_Instructions to follow_. Would you print the records as they stand, down to the last character?

_Material for this task_.
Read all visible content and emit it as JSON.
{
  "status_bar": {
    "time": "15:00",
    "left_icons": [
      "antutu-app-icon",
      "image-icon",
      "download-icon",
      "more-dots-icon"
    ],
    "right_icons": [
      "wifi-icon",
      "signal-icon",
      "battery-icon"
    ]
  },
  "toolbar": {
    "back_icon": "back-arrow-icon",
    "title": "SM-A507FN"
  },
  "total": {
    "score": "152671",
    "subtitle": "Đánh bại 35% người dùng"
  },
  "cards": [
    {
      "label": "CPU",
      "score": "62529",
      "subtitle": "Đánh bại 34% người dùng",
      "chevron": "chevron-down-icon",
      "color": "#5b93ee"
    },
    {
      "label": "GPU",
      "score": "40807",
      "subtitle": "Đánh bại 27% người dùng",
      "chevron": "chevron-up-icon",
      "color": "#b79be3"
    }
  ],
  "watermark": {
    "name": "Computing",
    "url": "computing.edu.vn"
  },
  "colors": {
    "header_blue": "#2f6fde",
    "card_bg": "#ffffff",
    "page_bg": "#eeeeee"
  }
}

_Answer to the problem_.
Read all visible content and emit it as JSON.
{
  "status_bar": {
    "time": "15:00",
    "left_icons": [
      "antutu-app-icon",
      "image-icon",
      "download-icon",
      "more-dots-icon"
    ],
    "right_icons": [
      "wifi-icon",
      "signal-icon",
      "battery-icon"
    ]
  },
  "toolbar": {
    "back_icon": "back-arrow-icon",
    "title": "SM-A507FN"
  },
  "total": {
    "score": "152671",
    "subtitle": "Đánh bại 35% người dùng"
  },
  "cards": [
    {
      "label": "CPU",
      "score": "62529",
      "subtitle": "Đánh bại 34% người dùng",
      "chevron": "chevron-down-icon",
      "color": "#5b93ee"
    },
    {
      "label": "GPU",
      "score": "40807",
      "subtitle": "Đánh bại 27% người dùng",
      "chevron": "chevron-up-icon",
      "color": "#b79be3"
    }
  ],
  "watermark": {
    "name": "Computing",
    "url": "computing.edu.vn"
  },
  "colors": {
    "header_blue": "#2f6fde",
    "card_bg": "#ffffff",
    "page_bg": "#eeeeee"
  }
}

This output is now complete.